(Items listed in a dataset)
▬▬▬▬▬▬▬▬▬▬

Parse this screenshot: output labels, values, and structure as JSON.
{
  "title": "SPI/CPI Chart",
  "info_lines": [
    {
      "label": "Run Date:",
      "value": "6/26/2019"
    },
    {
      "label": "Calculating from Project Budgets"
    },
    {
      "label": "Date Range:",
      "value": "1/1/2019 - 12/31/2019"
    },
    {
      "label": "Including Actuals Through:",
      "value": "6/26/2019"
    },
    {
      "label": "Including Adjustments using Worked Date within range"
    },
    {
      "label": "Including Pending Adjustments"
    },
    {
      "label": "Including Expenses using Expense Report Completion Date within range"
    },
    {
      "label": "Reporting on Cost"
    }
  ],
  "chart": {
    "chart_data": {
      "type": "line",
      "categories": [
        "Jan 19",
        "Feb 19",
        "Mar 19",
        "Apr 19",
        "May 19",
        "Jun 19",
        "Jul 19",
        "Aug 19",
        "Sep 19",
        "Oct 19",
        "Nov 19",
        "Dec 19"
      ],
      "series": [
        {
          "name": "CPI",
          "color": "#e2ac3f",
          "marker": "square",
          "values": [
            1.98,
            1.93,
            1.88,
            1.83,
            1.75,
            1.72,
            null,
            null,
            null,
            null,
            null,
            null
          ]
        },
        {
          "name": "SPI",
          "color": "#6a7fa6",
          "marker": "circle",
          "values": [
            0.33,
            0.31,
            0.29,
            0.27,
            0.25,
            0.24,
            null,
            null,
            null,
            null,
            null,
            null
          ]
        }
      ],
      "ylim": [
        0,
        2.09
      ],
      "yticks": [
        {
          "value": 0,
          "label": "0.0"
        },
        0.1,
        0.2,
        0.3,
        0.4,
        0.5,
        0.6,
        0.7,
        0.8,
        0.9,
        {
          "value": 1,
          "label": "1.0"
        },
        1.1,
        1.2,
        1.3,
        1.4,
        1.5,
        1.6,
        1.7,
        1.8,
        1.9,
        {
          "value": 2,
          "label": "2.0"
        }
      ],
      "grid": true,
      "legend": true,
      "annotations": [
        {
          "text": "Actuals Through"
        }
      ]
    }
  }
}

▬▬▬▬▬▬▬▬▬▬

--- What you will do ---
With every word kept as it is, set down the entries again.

--- Result for this task ---
Parse this screenshot: output labels, values, and structure as JSON.
{
  "title": "SPI/CPI Chart",
  "info_lines": [
    {
      "label": "Run Date:",
      "value": "6/26/2019"
    },
    {
      "label": "Calculating from Project Budgets"
    },
    {
      "label": "Date Range:",
      "value": "1/1/2019 - 12/31/2019"
    },
    {
      "label": "Including Actuals Through:",
      "value": "6/26/2019"
    },
    {
      "label": "Including Adjustments using Worked Date within range"
    },
    {
      "label": "Including Pending Adjustments"
    },
    {
      "label": "Including Expenses using Expense Report Completion Date within range"
    },
    {
      "label": "Reporting on Cost"
    }
  ],
  "chart": {
    "chart_data": {
      "type": "line",
      "categories": [
        "Jan 19",
        "Feb 19",
        "Mar 19",
        "Apr 19",
        "May 19",
        "Jun 19",
        "Jul 19",
        "Aug 19",
        "Sep 19",
        "Oct 19",
        "Nov 19",
        "Dec 19"
      ],
      "series": [
        {
          "name": "CPI",
          "color": "#e2ac3f",
          "marker": "square",
          "values": [
            1.98,
            1.93,
            1.88,
            1.83,
            1.75,
            1.72,
            null,
            null,
            null,
            null,
            null,
            null
          ]
        },
        {
          "name": "SPI",
          "color": "#6a7fa6",
          "marker": "circle",
          "values": [
            0.33,
            0.31,
            0.29,
            0.27,
            0.25,
            0.24,
            null,
            null,
            null,
            null,
            null,
            null
          ]
        }
      ],
      "ylim": [
        0,
        2.09
      ],
      "yticks": [
        {
          "value": 0,
          "label": "0.0"
        },
        0.1,
        0.2,
        0.3,
        0.4,
        0.5,
        0.6,
        0.7,
        0.8,
        0.9,
        {
          "value": 1,
          "label": "1.0"
        },
        1.1,
        1.2,
        1.3,
        1.4,
        1.5,
        1.6,
        1.7,
        1.8,
        1.9,
        {
          "value": 2,
          "label": "2.0"
        }
      ],
      "grid": true,
      "legend": true,
      "annotations": [
        {
          "text": "Actuals Through"
        }
      ]
    }
  }
}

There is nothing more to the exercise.